On Sunday, for the fifth time since the U.S. invasion that ousted Saddam Hussein in 2003, Iraqis voted in elections. Initial results suggest that the big winner was nationalist cleric Muqtada al-Sadr, whose political formation once again emerged with the most seats in parliament. Parties aligned with pro-Iranian militias were the big losers, seeing their vote totals plummet. But with turnout at a record low 41 percent of registered voters, the election is being seen as an expression of Iraqis’ disillusionment with the state of the country’s electoral politics.

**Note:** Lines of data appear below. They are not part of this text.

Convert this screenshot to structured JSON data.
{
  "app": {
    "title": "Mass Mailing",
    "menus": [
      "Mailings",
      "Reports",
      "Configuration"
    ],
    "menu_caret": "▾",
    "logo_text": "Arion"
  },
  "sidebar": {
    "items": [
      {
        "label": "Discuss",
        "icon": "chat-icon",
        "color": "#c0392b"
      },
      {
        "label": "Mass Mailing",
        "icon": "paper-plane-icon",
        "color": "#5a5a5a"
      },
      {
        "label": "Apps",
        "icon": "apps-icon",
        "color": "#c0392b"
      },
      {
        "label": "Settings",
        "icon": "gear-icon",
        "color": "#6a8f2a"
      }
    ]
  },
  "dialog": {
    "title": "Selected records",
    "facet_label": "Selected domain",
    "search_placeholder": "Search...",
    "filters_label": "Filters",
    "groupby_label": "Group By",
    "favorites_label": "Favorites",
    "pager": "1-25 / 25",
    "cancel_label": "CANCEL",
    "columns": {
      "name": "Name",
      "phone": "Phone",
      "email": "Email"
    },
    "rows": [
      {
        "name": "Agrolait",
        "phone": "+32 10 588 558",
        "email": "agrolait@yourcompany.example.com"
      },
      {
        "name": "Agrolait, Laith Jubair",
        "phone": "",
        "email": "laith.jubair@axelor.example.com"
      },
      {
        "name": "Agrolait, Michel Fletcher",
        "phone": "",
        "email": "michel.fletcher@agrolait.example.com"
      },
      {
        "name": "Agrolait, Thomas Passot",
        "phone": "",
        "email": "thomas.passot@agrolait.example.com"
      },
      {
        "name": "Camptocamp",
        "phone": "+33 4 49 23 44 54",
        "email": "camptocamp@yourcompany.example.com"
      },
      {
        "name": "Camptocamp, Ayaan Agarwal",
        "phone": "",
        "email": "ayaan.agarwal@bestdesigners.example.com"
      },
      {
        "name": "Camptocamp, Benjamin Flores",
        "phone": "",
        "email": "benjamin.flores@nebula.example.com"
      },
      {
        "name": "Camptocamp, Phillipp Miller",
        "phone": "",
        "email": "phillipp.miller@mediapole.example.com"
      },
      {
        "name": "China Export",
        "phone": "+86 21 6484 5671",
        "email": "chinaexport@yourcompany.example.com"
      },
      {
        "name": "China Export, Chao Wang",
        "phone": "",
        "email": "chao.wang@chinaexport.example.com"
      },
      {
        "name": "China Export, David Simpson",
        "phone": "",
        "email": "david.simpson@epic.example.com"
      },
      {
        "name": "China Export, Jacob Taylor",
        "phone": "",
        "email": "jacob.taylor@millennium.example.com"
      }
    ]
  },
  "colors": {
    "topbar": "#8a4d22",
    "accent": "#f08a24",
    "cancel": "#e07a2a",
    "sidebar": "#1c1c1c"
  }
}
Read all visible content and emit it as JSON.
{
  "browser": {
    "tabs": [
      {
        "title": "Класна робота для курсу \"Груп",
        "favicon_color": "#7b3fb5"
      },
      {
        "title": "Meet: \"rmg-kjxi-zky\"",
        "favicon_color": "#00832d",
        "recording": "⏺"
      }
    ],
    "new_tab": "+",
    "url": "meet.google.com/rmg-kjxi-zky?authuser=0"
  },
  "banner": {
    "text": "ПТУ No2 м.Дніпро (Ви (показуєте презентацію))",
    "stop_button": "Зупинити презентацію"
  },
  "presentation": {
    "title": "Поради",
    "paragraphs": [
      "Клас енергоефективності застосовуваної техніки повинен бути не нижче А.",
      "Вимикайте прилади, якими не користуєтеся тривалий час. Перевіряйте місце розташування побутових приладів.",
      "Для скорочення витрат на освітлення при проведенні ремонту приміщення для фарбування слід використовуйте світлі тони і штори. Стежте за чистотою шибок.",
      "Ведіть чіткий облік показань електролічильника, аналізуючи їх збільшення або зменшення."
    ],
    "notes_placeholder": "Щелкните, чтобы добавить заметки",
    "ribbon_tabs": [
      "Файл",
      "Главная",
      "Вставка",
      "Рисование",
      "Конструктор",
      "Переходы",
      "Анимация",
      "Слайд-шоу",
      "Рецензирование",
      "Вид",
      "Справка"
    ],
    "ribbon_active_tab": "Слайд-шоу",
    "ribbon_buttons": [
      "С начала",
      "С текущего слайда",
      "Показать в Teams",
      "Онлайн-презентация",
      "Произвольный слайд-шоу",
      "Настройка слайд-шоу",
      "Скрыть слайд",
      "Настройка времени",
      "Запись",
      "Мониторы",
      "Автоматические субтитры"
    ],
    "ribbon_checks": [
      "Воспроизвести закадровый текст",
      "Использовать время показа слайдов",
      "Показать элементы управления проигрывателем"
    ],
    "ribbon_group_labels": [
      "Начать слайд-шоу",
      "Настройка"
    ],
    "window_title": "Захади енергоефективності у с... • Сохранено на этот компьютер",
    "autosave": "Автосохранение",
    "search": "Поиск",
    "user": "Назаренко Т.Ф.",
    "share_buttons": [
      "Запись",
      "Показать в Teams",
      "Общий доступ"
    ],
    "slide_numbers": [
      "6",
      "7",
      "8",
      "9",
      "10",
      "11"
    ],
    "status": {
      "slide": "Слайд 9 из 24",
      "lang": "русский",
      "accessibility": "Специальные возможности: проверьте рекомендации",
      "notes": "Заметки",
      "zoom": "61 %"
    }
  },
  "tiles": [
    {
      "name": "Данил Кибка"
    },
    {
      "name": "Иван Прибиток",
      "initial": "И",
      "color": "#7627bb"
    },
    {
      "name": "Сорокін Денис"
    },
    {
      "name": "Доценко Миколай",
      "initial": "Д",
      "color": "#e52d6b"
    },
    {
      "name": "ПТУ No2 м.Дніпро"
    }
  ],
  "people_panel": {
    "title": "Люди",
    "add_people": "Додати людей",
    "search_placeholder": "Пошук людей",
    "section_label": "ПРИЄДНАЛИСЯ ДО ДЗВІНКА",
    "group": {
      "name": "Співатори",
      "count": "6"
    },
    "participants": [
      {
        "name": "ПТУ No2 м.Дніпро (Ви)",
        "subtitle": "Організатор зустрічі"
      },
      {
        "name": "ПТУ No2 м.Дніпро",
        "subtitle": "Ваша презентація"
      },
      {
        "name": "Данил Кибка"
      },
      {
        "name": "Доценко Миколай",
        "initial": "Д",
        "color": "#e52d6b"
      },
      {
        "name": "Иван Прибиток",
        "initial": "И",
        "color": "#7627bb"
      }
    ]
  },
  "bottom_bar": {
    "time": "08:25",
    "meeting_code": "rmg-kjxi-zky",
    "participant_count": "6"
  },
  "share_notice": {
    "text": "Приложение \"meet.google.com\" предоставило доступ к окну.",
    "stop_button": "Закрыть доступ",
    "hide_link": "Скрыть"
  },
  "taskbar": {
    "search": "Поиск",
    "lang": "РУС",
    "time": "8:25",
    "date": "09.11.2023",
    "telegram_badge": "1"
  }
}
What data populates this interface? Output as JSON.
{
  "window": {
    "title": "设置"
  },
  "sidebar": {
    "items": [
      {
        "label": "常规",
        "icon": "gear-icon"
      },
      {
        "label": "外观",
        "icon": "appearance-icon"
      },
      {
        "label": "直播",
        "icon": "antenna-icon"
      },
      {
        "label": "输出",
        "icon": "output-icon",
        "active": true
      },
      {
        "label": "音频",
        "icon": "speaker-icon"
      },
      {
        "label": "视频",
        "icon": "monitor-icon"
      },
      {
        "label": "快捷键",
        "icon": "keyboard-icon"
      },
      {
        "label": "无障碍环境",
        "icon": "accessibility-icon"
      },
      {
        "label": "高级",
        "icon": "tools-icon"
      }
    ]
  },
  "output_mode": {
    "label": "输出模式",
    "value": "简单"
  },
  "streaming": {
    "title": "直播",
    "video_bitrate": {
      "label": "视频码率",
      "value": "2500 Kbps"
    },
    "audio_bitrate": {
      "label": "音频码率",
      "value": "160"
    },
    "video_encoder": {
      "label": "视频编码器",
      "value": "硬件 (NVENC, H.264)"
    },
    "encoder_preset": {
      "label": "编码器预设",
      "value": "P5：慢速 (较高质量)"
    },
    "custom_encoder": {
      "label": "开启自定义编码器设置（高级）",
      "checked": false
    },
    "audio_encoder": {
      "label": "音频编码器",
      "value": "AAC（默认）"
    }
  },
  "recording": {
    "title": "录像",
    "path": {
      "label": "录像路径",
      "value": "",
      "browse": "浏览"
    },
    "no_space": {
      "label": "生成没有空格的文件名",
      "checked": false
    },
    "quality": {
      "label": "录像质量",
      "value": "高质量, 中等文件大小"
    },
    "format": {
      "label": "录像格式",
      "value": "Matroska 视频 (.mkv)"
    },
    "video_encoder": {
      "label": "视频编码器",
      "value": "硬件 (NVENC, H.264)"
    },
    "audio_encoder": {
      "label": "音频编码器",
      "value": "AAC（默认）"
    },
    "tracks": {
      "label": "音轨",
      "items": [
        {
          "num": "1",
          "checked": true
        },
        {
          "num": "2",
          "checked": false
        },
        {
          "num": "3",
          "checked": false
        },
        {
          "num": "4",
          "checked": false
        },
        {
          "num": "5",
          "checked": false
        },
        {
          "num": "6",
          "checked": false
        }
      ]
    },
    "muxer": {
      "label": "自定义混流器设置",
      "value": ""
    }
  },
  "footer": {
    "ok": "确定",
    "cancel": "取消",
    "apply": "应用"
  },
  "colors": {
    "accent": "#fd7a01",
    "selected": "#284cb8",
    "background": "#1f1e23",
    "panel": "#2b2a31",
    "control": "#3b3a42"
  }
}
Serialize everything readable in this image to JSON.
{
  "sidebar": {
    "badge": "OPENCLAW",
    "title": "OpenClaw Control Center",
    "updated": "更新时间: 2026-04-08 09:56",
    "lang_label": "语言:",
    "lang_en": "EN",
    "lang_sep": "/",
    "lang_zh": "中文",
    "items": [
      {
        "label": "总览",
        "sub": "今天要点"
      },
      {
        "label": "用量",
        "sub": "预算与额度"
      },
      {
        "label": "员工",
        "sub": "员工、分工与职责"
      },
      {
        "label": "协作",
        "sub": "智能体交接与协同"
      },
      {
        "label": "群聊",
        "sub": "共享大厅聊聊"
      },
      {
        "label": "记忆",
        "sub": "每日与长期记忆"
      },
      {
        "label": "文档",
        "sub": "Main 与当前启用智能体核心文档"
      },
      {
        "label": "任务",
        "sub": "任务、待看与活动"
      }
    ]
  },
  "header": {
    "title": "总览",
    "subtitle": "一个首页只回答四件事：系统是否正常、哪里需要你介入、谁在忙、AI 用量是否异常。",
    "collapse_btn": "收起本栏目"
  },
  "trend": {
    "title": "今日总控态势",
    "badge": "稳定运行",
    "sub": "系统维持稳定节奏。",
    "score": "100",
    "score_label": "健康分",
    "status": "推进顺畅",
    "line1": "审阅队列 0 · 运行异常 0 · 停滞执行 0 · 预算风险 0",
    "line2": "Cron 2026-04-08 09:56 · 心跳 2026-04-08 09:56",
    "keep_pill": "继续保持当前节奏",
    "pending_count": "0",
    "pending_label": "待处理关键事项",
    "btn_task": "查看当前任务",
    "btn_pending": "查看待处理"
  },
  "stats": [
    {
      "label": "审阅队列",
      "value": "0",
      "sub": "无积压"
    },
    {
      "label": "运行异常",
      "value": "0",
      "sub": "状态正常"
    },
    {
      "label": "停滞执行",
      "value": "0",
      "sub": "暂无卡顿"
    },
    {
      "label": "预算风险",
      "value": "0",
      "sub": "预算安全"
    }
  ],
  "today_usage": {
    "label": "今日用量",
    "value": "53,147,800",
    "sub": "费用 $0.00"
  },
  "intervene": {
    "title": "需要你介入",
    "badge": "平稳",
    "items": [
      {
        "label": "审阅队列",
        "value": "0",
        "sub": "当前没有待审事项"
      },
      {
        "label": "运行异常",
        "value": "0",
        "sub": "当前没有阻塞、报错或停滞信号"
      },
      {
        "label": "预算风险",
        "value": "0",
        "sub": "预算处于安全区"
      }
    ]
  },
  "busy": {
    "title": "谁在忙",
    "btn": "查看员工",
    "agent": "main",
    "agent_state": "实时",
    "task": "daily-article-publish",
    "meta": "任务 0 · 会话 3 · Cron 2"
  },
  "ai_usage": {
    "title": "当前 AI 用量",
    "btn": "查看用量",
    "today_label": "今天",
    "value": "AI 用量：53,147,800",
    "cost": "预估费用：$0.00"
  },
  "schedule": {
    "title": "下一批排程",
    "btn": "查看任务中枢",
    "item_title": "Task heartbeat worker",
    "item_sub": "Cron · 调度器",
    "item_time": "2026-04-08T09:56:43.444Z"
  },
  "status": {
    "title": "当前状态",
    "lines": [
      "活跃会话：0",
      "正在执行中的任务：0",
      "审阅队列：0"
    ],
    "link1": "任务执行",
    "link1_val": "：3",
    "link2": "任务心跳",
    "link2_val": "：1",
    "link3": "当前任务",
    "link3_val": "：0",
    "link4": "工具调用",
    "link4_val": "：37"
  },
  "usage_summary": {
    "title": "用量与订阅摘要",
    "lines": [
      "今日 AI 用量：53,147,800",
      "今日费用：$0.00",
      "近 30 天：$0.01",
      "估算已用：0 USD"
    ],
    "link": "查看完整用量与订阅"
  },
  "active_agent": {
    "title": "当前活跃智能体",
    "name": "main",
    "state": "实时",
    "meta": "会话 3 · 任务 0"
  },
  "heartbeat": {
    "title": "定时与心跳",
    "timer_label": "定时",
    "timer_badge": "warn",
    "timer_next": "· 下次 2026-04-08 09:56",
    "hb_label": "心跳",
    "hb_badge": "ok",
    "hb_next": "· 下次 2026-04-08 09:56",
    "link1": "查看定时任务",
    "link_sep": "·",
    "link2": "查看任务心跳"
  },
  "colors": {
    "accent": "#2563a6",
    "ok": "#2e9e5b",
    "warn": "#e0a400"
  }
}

The elections were the culmination of a political process triggered by widespread popular protests in 2019 that led to the resignation of then-Prime Minister Adil Abdul-Mahdi. The protesters were driven by a range of economic grievances, including a lack of reconstruction after the war against the Islamic State, as well as a general lack of infrastructure development since the end of the U.S. occupation. But the overriding complaint was of a corrupt political class that apportioned power—and the economic benefits that accompany it—according to a sectarian spoils system that defied democratic accountability.
The coronavirus pandemic subsequently stifled those protests, and targeted violence against Iraqi dissidents further weakened the movement, while also highlighting the impunity enjoyed by powerful Iran-aligned militias. The opposition movement’s decision to boycott the elections may have been driven by a realistic assessment of the possibility for electoral politics to effect change. But if the results—and the expectations they generated for a continuation of business as usual—are any indication, it also served as a self-fulfilling prophecy.